--- START ---

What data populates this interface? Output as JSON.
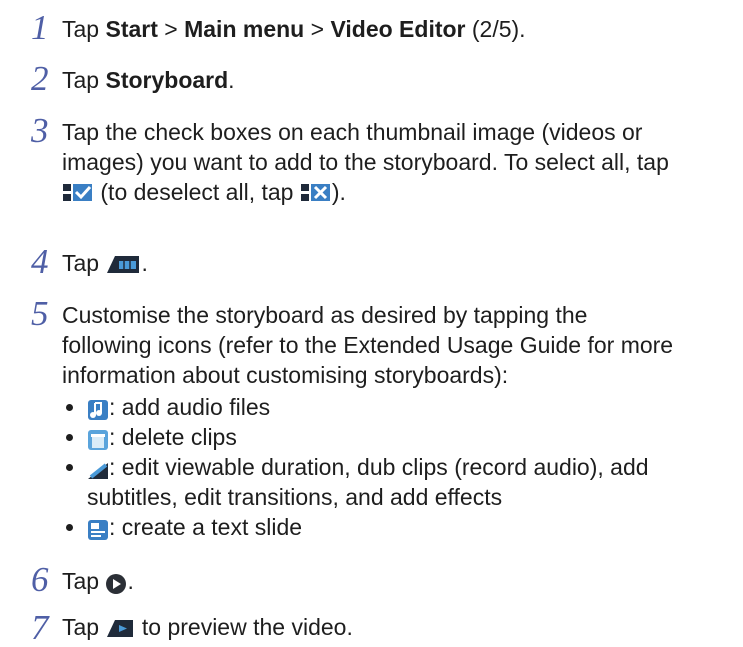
{
  "steps": [
    {
      "num": "1",
      "a": "Tap ",
      "b1": "Start",
      "c": " > ",
      "b2": "Main menu",
      "d": " > ",
      "b3": "Video Editor",
      "e": " (2/5)."
    },
    {
      "num": "2",
      "a": "Tap ",
      "b1": "Storyboard",
      "e": "."
    },
    {
      "num": "3",
      "line1": "Tap the check boxes on each thumbnail image (videos or",
      "line2": "images) you want to add to the storyboard. To select all, tap",
      "line3a": " (to deselect all, tap ",
      "line3b": ")."
    },
    {
      "num": "4",
      "a": "Tap ",
      "e": "."
    },
    {
      "num": "5",
      "line1": "Customise the storyboard as desired by tapping the",
      "line2": "following icons (refer to the Extended Usage Guide for more",
      "line3": "information about customising storyboards):",
      "items": [
        {
          "icon": "audio-icon",
          "text": ": add audio files"
        },
        {
          "icon": "delete-clips-icon",
          "text": ": delete clips"
        },
        {
          "icon": "edit-clip-icon",
          "text": ": edit viewable duration, dub clips (record audio), add",
          "text2": "subtitles, edit transitions, and add effects"
        },
        {
          "icon": "text-slide-icon",
          "text": ": create a text slide"
        }
      ]
    },
    {
      "num": "6",
      "a": "Tap ",
      "e": "."
    },
    {
      "num": "7",
      "a": "Tap ",
      "e": " to preview the video."
    }
  ],
  "colors": {
    "step_number": "#4f5fa6",
    "text": "#1e1e1e",
    "icon_dark": "#1f2a3a",
    "icon_blue": "#3a7fc4"
  }
}
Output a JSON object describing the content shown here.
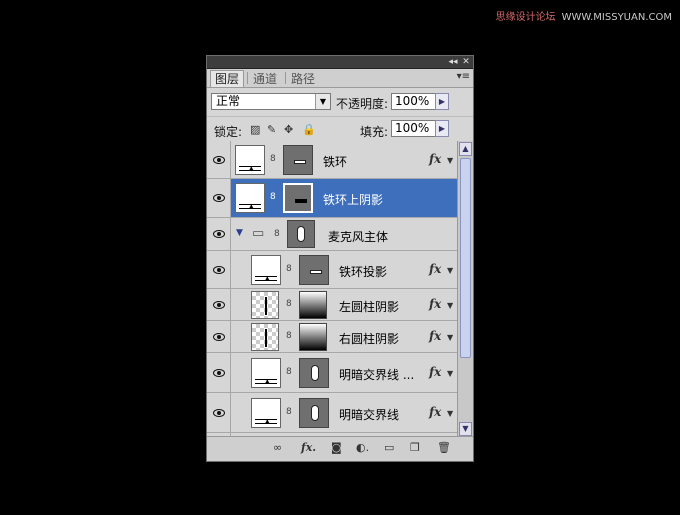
{
  "watermark": {
    "text": "思缘设计论坛",
    "site": "WWW.MISSYUAN.COM"
  },
  "titlebar": {
    "collapse_glyph": "◂◂",
    "close_glyph": "✕"
  },
  "tabs": [
    {
      "label": "图层",
      "active": true
    },
    {
      "label": "通道",
      "active": false
    },
    {
      "label": "路径",
      "active": false
    }
  ],
  "panel_menu_glyph": "▾≡",
  "blend_mode": {
    "value": "正常",
    "arrow": "▼"
  },
  "opacity": {
    "label": "不透明度:",
    "value": "100%",
    "arrow": "▶"
  },
  "lock": {
    "label": "锁定:",
    "icons": [
      "▨",
      "✎",
      "✥",
      "🔒"
    ]
  },
  "fill": {
    "label": "填充:",
    "value": "100%",
    "arrow": "▶"
  },
  "layers": [
    {
      "name": "铁环",
      "fx": "fx",
      "selected": false
    },
    {
      "name": "铁环上阴影",
      "fx": "",
      "selected": true
    },
    {
      "name": "麦克风主体",
      "fx": "",
      "selected": false,
      "group": true,
      "expander": "▼"
    },
    {
      "name": "铁环投影",
      "fx": "fx",
      "selected": false
    },
    {
      "name": "左圆柱阴影",
      "fx": "fx",
      "selected": false
    },
    {
      "name": "右圆柱阴影",
      "fx": "fx",
      "selected": false
    },
    {
      "name": "明暗交界线 ...",
      "fx": "fx",
      "selected": false
    },
    {
      "name": "明暗交界线",
      "fx": "fx",
      "selected": false
    }
  ],
  "scroll": {
    "up": "▲",
    "down": "▼"
  },
  "bottom_icons": [
    "∞",
    "fx.",
    "◙",
    "◐.",
    "▭",
    "❐",
    "🗑"
  ],
  "glyphs": {
    "tri": "▲",
    "fx_arrow": "▼",
    "chain": "8",
    "folder": "▭"
  }
}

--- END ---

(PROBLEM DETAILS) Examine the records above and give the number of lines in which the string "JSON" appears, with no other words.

(RESULT FOR THIS EXERCISE) 2